If I’m being honest, it was me that was feeling guilty, and Matt that was feeling squeezed.  It caused tension in our relationship because I wanted to save the money in case we needed it later and Matt wanted to enjoy some of it.  Fortunately, despite the ever-growing student loans, we never had any other debt and we paid all of our bills promptly.

When I started working full-time, I had to convince Matt that we needed a budget.  Understandably, he was afraid that budgeting was going to make me even more strict with what I thought we could spend, but he gave it a try.  We decided to try the YNAB budgeting system because I had read about it online and it has several “rules” that appealed to my natural budgeting instincts, especially the rule that required you to live on last month’s income.

I was surprised to learn that even after four years of marriage and lots of money talk, actually setting a budget together was very difficult for me.  It was so difficult for me that I cried every single time we budgeted for months!  (I know, embarrassing!)  But sticking with it was one of the best things we ever did and has allowed us to accomplish so many things.  I feel certain that we would not have accomplished the following without budgeting:

  • Paid off more than $60k in student loan debt
  • Saved up a 20% down payment for a house
  • Paid cash for a home birth, a new oil tank, a refrigerator, and a vinyl fence for our yard
  • Adjusted to life on one, smaller income while all of our student loans are in repayment

I still tend to get panicky about money.  It will take a long time for us to get out of educational debt and I don’t like that.  I’m not sure how we will save up money for the new car that we will eventually need.  But, I know that we are chipping away at our financial goals.  More importantly for our lives and our marriage, I understand that after we decide to budget for a date night or for birthday presents for family members, we should enjoy spending the money because our true financial needs, for that month and in the long-term, are being met.

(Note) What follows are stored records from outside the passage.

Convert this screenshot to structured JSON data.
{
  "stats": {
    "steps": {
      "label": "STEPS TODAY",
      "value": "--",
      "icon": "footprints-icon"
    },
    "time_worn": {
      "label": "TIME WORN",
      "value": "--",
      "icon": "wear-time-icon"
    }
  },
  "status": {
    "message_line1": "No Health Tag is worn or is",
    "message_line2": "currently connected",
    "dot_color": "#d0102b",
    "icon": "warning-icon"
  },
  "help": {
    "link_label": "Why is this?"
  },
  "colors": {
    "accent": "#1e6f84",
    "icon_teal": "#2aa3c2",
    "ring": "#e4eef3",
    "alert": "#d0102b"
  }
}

I need a budget because I never felt so free and enjoyed our money so much until I decided to record and categorize every dollar spent.  Go figure!